_TASK BRIEF_. Count the lines below that contain the word "icon" and give only that number.

_SOURCE DATA_.
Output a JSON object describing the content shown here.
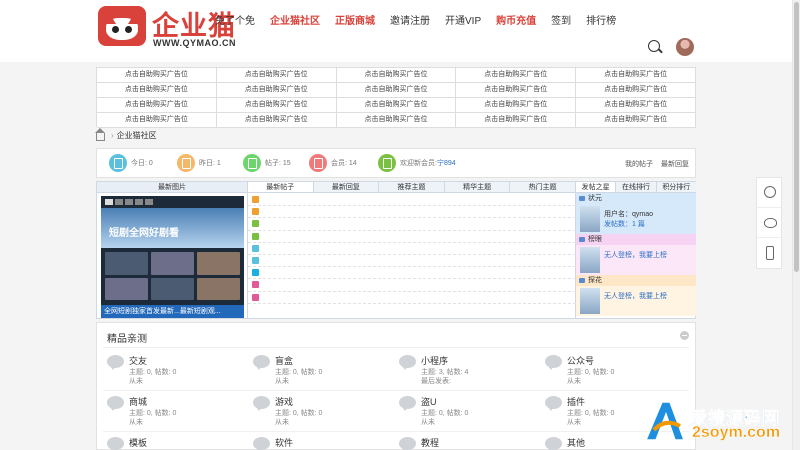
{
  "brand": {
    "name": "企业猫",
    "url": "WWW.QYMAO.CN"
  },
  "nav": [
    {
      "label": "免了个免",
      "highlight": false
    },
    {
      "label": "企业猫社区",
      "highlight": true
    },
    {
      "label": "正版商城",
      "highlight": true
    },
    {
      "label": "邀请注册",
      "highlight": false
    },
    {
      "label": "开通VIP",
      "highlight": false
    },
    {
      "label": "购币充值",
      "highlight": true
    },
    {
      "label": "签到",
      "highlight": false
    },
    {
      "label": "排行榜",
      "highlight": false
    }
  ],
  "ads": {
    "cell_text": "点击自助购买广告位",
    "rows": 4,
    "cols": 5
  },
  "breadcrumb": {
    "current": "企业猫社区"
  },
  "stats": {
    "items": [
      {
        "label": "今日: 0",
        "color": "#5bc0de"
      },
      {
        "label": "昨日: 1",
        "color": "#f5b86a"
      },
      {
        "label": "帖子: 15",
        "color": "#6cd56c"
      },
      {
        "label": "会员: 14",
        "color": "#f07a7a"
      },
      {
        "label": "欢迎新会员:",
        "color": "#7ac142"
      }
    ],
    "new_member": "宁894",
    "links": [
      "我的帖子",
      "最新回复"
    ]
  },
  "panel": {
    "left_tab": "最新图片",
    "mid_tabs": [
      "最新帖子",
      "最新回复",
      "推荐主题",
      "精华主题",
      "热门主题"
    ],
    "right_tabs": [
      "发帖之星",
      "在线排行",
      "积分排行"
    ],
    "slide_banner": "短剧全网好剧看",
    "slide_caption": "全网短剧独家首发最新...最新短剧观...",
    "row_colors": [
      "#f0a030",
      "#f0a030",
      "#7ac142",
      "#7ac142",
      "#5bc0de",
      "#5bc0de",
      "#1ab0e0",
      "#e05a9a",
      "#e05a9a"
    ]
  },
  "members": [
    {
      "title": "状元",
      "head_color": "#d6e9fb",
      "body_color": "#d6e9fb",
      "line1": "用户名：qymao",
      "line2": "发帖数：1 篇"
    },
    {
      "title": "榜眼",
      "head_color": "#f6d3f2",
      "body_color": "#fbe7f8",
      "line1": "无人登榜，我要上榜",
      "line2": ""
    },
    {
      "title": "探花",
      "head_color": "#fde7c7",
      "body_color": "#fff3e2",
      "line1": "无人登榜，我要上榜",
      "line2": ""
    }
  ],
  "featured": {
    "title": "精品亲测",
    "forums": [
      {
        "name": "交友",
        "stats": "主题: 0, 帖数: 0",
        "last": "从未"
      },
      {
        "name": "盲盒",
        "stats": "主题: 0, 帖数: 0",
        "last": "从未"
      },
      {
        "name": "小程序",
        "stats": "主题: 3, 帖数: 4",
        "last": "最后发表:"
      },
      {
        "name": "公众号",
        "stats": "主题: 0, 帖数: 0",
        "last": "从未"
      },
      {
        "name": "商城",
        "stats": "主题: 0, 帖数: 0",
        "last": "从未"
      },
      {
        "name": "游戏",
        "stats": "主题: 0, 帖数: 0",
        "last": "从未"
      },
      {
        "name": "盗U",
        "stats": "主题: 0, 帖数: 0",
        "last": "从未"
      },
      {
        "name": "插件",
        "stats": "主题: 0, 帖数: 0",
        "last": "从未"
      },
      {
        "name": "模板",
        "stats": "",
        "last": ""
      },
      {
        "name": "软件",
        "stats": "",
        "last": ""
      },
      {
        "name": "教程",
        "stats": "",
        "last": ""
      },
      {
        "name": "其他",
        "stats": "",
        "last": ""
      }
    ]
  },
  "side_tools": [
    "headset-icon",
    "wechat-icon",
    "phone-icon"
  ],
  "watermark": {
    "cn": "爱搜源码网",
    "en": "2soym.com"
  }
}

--

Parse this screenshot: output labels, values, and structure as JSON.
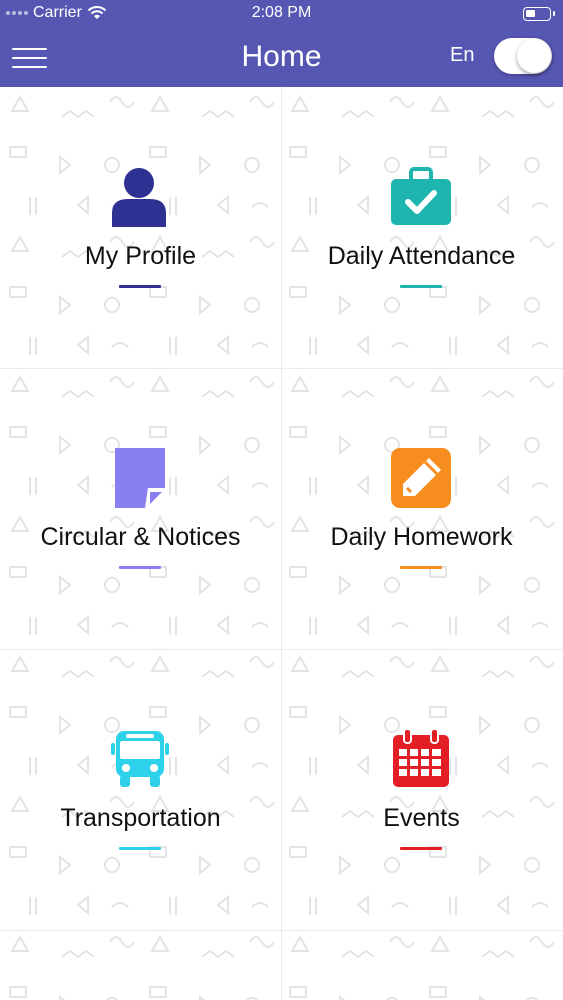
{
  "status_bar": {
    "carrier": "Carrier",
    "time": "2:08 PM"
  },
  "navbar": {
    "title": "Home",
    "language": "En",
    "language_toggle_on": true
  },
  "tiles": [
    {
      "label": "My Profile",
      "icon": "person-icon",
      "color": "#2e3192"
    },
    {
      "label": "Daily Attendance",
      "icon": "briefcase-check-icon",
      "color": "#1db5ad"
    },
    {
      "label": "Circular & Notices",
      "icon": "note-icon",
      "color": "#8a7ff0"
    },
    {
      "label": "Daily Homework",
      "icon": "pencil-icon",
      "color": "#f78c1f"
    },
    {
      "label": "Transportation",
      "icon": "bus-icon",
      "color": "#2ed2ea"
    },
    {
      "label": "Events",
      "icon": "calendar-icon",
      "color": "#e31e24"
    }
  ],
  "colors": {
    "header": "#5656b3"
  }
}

_TASK OUTPUT_. 9